Artists in Britain are intercepting and recording security camera footage to make their own films in a reaction against the seemingly ever-present surveillance camera.
“Video sniffers” intercept wireless camera signals using basic electronic receivers, similar to a device used to pick up television signals. This, connected to a camcorder, allows the sniffer to view images from nearby closed circuit television (CCTV) cameras.
“In the UK it is interesting because we are the most surveyed society in the world,” said Richard Wright, a digital artist and video sniffer from London.
Wright calls video sniffing “DIY media” and says it allows people to make use of the myriad security cameras on street corners, in car parks and in shops throughout Britain.
One widely quoted study estimates Britain has more than 4.2 million cameras, although police cast doubt on this figure.
“Not only are we (video sniffers) interested in this notion of controlling vision but we are interested in anonymity,” Wright said.
“(Video sniffing is) like going on safari to look for wireless CCTV signals,” he added. “Groups of kids typically walk down a street watching as a signal becomes stronger and then it becomes an art to judge from your surroundings what sort of buildings are being surveyed.”

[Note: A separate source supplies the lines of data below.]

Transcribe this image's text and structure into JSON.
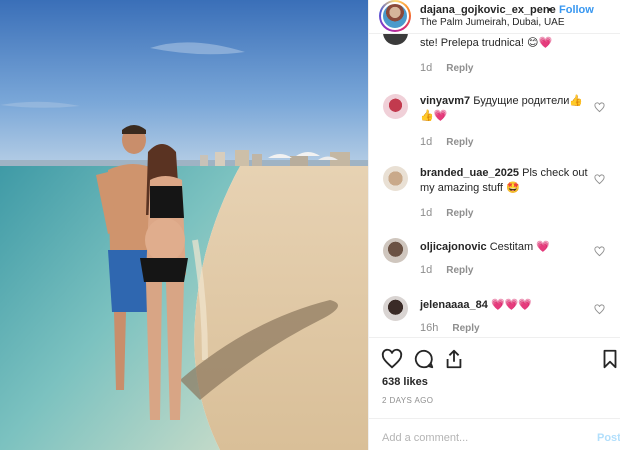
{
  "post": {
    "username": "dajana_gojkovic_ex_pene",
    "separator": "•",
    "follow_label": "Follow",
    "location": "The Palm Jumeirah, Dubai, UAE",
    "likes": "638 likes",
    "date": "2 DAYS AGO",
    "add_comment_placeholder": "Add a comment...",
    "post_label": "Post"
  },
  "comments": [
    {
      "text": "ste! Prelepa trudnica! 😊💗",
      "age": "1d",
      "reply": "Reply"
    },
    {
      "username": "vinyavm7",
      "text": "Будущие родители👍👍💗",
      "age": "1d",
      "reply": "Reply"
    },
    {
      "username": "branded_uae_2025",
      "text": "Pls check out my amazing stuff 🤩",
      "age": "1d",
      "reply": "Reply"
    },
    {
      "username": "oljicajonovic",
      "text": "Cestitam 💗",
      "age": "1d",
      "reply": "Reply"
    },
    {
      "username": "jelenaaaa_84",
      "text": "💗💗💗",
      "age": "16h",
      "reply": "Reply"
    }
  ],
  "icons": [
    "heart-icon",
    "comment-icon",
    "share-icon",
    "bookmark-icon"
  ],
  "colors": {
    "accent": "#3897f0",
    "muted": "#8e8e8e",
    "like": "#ed4956"
  }
}
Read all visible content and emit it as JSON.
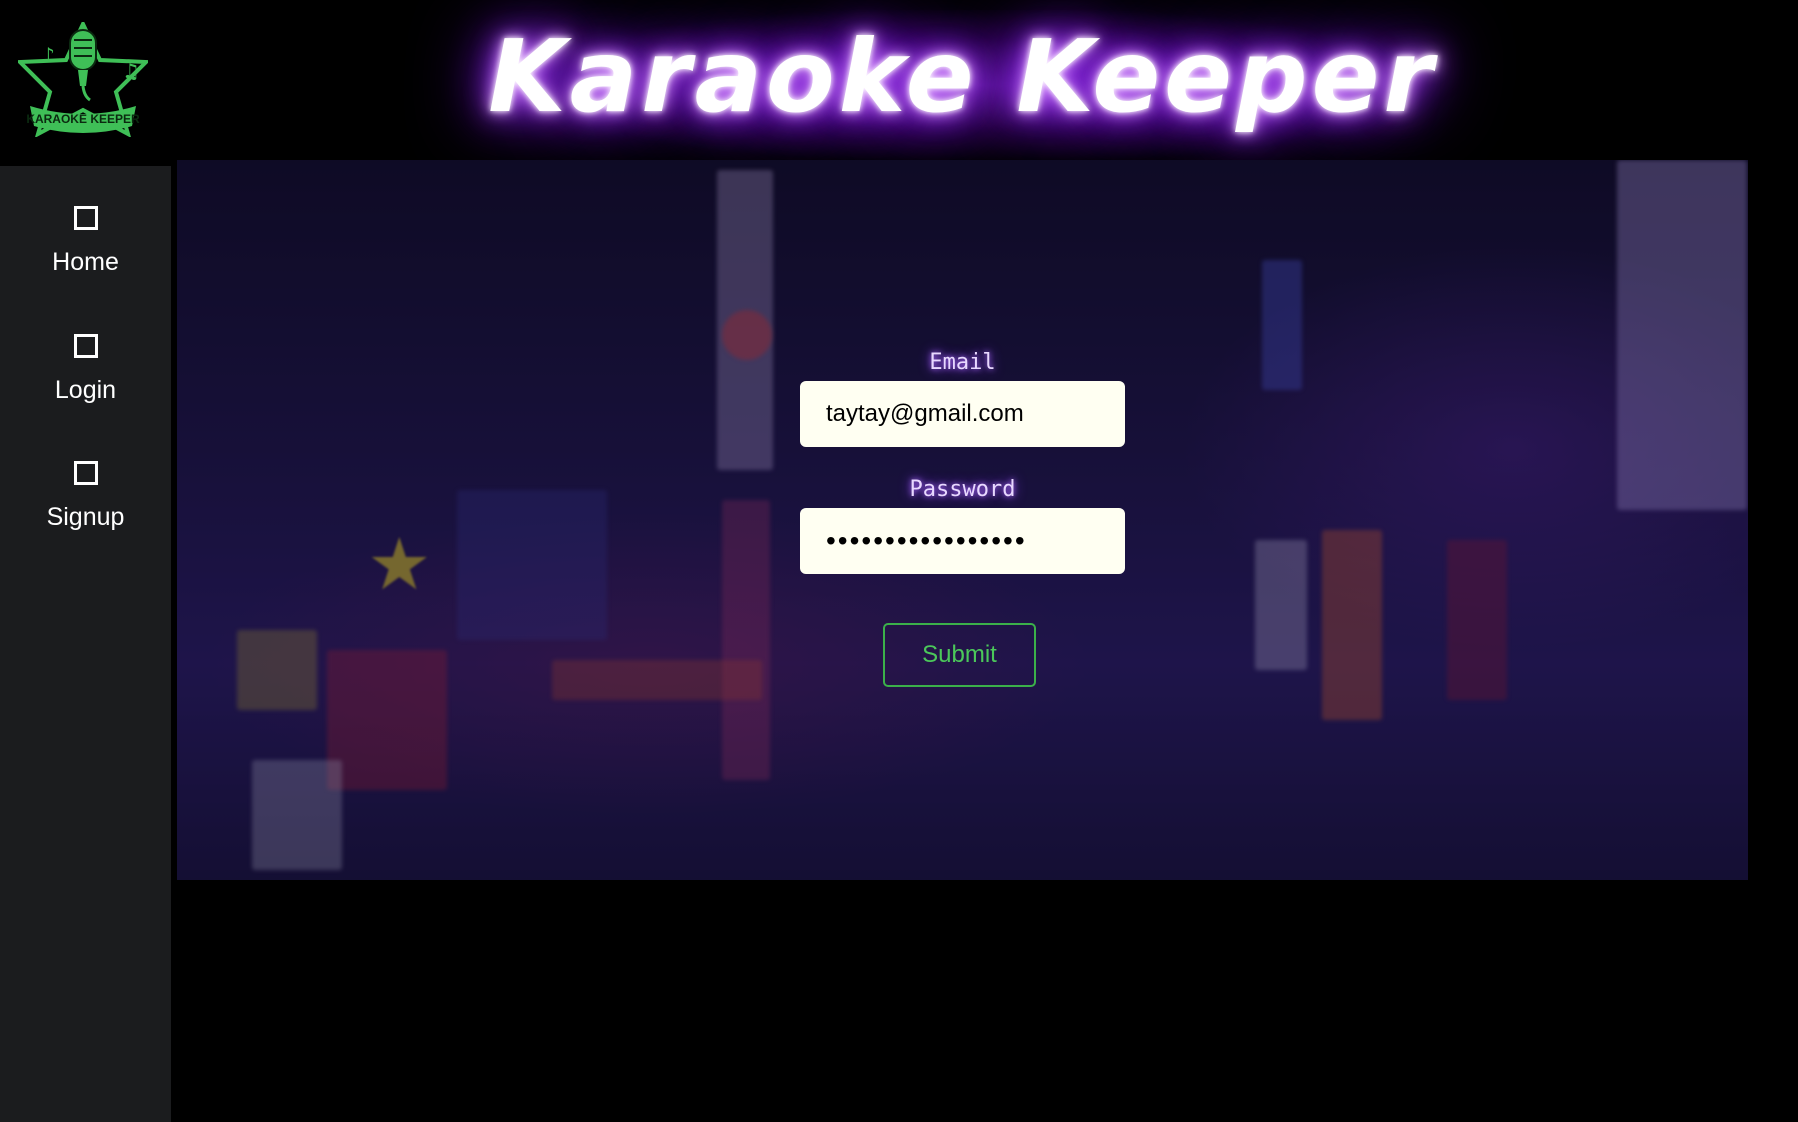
{
  "header": {
    "title": "Karaoke Keeper",
    "logo_text": "KARAOKE KEEPER",
    "logo_icon": "microphone-icon",
    "brand_color": "#3fbf57"
  },
  "sidebar": {
    "items": [
      {
        "label": "Home",
        "icon": "square-icon"
      },
      {
        "label": "Login",
        "icon": "square-icon"
      },
      {
        "label": "Signup",
        "icon": "square-icon"
      }
    ]
  },
  "form": {
    "email_label": "Email",
    "email_value": "taytay@gmail.com",
    "password_label": "Password",
    "password_value": "•••••••••••••••••",
    "submit_label": "Submit",
    "accent_color": "#3bb04a"
  }
}
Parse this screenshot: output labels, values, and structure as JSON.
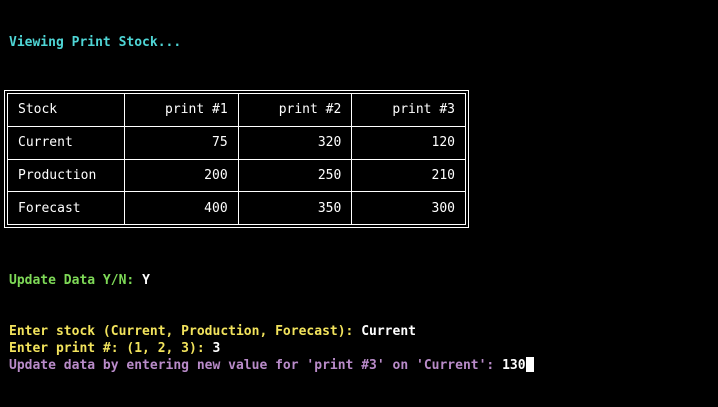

Other artists are using British privacy laws, which allow people to request copies of films where they have been caught by public security cameras.
At the Peacock Gallery, an art gallery in the Scottish port town of Aberdeen, grainy video pictures show London-based artist Manu Luksch having lunch in a cafe, waiting for a bus and then carrying a heavy load of boxes.
Over four years Luksch sent about 100 letters requesting footage from CCTV operators, collecting 15 video clips and using them to make the film.
The Vienna-born Luksch said she was struck by the presence of CCTV when she moved to London 11 years ago.
“From that moment I was looking at ways of working with these recording devices,” she said. “I got into the habit of wearing white clothes just in case I would walk somewhere with cameras — I’d do something like run or handle big objects to grab the attention of the cameras.”
Wright, the video sniffer, also dabbles in “spy-kiting”.
“We attach a wireless webcam to a kite and then fly it to achieve an aerial shot — it’s a cheap way to get an aerial viewpoint,” Wright said.
Another exhibit at the Peacock Gallery, “The Dualists”, shows a choreographed routine of two men vaulting over escalators and sliding down tiled walls in a deserted shopping centre shot entirely on CCTV cameras.
“Artists are people who are interested in the world around them — artists in London have jumped on CCTV because of the amount of cameras there,” said Monika Vyoukal, who curated the gallery’s “Recoded” exhibition.
“It’s being watched .but taking back some power over it.”
Reporting by Golnar Motevalli, editing by Paul Casciato